Overall, this is an original story filled with entertaining dialogue and plenty of funny moments. Since I've only read the first volume, I'm excited to see where the story will go after this one.

4.5/5 stars

Thursday, October 13, 2016

Review: Blankets

Blankets cover
"How satisfying it is to leave a mark on a blank surface. To make a map of my movement--no matter how temporary." -Craig Thompson, Blankets


If you're looking for a book that contains beautiful artwork and an even more beautiful story, you will find it in Craig Thompson's Blankets. Every little detail of this book creates a story about first love that is sure to continue to linger in your mind after you read it. Blankets deserves all of the awards it won back when it was first published.

Blankets follows the story of a first love and a sibling rivalry, placed among the backdrop of a blistery Wisconsin winter and fueled by a young boy's questions of faith. A coming-of-age story that's sure to strike a chord with many of its readers.

First of all, the artwork in this novel is just stunning. Thompson creates the landscape of Midwestern winters so artfully, and intermixes it with designs and symbols that help to create an almost magical feel. I mean, just take a look for yourself:


The artwork creates a setting that engulfs you in the story, that almost makes you feel like you're there with the characters.

The combination of the art and the writing here create a truly artistic experience for the reader. For example:


These types of quotes are interspersed throughout the book, focusing on growing up, first love, family loyalty, etc. They make the story relatable, they engross you in the story. I just can't say enough good things about this book. If you haven't read it yet, go and read it. Immediately.

5/5 stars

Thursday, June 7, 2012

Scott Pilgrim vs. the World


So usually I'm not the type of person to read graphic novels. I love getting engrossed in a novel where you have to imagine all of the images in your own head, instead of having them all on the page. However, I do read graphic novels once in a while, and now is one of those times! I just finished the Scott Pilgrim series by Bryan Lee O'Malley, which I mostly read because a guy on my quidditch team is absolutely obsessed with these books. They were all at the library one day when I was there, so I figured that I would give them a whirl.

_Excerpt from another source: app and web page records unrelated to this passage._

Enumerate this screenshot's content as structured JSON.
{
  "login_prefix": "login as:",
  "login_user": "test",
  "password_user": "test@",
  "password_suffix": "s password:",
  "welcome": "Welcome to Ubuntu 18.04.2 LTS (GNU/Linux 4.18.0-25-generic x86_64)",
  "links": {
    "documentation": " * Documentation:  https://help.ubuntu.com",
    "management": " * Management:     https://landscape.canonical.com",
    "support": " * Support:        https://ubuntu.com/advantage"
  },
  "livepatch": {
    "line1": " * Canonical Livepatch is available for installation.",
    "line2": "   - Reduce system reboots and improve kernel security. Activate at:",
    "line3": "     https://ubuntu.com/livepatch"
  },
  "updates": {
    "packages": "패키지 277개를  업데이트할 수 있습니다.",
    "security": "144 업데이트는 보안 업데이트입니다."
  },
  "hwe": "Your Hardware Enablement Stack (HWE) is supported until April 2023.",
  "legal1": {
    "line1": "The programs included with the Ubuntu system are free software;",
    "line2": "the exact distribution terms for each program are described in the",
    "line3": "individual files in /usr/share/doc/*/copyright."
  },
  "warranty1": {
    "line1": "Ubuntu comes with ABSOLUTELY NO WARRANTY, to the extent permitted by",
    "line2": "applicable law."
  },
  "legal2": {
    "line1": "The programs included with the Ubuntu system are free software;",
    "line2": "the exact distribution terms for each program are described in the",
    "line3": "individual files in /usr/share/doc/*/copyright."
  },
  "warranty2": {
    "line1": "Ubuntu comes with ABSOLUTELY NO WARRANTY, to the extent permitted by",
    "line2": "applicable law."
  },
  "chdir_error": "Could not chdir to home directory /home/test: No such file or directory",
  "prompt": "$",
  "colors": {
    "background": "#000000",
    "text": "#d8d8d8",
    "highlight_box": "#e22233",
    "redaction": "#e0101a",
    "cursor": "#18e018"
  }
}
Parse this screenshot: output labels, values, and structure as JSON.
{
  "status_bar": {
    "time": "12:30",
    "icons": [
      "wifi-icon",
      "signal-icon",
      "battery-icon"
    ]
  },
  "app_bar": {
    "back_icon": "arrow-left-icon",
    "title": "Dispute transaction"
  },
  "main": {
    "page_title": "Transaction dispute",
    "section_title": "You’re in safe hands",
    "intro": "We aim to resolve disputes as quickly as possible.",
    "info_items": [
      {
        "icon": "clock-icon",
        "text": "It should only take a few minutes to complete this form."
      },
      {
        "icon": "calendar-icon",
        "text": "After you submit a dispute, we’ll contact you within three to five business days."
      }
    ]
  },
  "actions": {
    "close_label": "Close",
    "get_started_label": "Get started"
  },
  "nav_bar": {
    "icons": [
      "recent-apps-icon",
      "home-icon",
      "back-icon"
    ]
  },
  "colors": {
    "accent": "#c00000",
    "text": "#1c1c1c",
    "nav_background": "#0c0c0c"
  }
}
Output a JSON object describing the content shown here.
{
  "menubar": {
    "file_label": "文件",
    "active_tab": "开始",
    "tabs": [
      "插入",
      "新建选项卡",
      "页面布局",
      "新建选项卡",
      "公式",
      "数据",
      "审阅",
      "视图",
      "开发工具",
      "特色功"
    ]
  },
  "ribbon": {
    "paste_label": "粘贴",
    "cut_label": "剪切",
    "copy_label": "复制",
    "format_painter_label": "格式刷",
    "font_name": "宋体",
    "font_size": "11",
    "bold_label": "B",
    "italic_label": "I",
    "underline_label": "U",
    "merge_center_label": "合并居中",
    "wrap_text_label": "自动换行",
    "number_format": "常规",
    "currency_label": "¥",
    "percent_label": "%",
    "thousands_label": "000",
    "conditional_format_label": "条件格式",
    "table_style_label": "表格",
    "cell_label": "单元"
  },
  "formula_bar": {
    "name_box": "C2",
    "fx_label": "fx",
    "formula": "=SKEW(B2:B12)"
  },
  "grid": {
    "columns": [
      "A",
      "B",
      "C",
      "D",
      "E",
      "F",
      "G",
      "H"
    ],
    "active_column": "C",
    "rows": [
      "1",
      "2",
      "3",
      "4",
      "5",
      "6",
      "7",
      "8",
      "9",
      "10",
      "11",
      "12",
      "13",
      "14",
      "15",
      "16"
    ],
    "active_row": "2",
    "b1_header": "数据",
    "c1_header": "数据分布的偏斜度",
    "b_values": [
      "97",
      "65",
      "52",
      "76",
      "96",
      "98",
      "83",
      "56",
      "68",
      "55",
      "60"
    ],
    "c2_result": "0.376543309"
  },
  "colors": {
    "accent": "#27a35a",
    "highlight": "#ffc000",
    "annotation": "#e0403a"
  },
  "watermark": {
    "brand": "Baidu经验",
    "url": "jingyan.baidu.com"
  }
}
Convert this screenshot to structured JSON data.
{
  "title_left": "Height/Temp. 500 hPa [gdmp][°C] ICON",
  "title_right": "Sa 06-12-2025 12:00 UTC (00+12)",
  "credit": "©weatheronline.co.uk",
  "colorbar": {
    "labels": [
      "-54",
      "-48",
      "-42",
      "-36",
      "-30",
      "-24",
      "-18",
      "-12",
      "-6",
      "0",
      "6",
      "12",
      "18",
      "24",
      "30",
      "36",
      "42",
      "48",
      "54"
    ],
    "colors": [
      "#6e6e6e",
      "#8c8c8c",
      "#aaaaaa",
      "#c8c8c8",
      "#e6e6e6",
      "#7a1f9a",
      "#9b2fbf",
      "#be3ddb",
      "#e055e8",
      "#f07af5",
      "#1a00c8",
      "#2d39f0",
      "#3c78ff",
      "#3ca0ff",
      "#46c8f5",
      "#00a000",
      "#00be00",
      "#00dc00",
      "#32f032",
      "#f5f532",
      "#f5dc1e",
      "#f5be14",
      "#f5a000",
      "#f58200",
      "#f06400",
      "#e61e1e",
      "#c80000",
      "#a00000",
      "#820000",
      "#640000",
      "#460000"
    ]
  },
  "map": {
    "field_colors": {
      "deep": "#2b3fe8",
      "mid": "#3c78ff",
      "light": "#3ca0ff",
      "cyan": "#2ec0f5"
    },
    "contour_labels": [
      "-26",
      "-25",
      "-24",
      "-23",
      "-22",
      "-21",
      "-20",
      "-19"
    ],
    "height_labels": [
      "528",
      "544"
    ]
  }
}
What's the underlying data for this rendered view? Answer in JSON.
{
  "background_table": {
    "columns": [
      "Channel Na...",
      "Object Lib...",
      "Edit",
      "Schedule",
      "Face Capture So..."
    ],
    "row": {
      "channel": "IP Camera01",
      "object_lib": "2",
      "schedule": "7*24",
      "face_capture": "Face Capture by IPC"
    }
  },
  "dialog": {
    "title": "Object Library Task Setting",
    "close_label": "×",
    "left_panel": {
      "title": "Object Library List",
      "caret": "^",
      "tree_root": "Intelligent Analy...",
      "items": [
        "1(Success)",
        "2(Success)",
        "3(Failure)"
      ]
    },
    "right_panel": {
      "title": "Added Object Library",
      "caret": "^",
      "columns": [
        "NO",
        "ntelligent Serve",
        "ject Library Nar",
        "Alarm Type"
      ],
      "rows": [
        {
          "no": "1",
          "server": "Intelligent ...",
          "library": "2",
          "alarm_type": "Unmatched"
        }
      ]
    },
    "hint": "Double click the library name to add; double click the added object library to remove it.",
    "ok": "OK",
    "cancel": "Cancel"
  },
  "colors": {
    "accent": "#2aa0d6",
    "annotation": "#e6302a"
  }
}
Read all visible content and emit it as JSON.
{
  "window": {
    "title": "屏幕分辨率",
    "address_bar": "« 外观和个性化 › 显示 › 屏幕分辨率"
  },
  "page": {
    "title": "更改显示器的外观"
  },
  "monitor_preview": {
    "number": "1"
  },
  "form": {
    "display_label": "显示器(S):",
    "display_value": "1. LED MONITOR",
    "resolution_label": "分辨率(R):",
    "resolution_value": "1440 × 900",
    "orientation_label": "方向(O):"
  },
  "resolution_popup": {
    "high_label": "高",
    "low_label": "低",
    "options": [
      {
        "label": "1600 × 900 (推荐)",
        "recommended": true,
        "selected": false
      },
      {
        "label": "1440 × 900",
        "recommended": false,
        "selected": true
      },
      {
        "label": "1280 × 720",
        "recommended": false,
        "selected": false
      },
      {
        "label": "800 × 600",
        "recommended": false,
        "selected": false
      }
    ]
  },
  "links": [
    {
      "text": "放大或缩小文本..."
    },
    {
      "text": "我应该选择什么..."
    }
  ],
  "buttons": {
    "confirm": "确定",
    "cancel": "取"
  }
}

Scott Pilgrim follows the story of a 23-year-old guy named Scott Pilgrim (I know, shocking!) who is in a band, and just started dating a girl in high school. But then he meets Ramona, who might possibly be the love of his life. Thus begins Scott's journey to date Ramona. Little did he know that it would be a difficult feat, given that he has to defeat Ramona's seven evil exes before they can actually continue their relationship. Through all this difficulty, will Scott and Ramona's relationship survive? You'll have to read the books to find out!

Admittedly, I had watched this movie before I read these books (which I usually try to avoid. I like to read the book first), so I already had a general idea of what was going to happen before I started to read the books. I was happy at the beginning, when comparing the book to the movie, because they actually seemed pretty close. However, getting further into the series, I noticed that the ending was actually changed quite a bit from the book to the movie. I think I liked the book's ending better. I think it gave a better explanation of why everything happened, much better than the movie. So once again, the book rules over the movie, which doesn't surprise me. That's what usually happens.

So is this a worthwhile series to read? I'd have to say yes, it was pretty well written and the images were pretty good. And it was definitely creative. But would I classify it as one of my favorite series of all time...probably not. It was a good summer read though, and a quick one. I'm glad I read it.

Next I will be reading Shine by Lauren Myracle, who I actually got to see speak when I went to the ALAN conference back in November, so I'm pretty excited for this one! Until then, happy reading! :)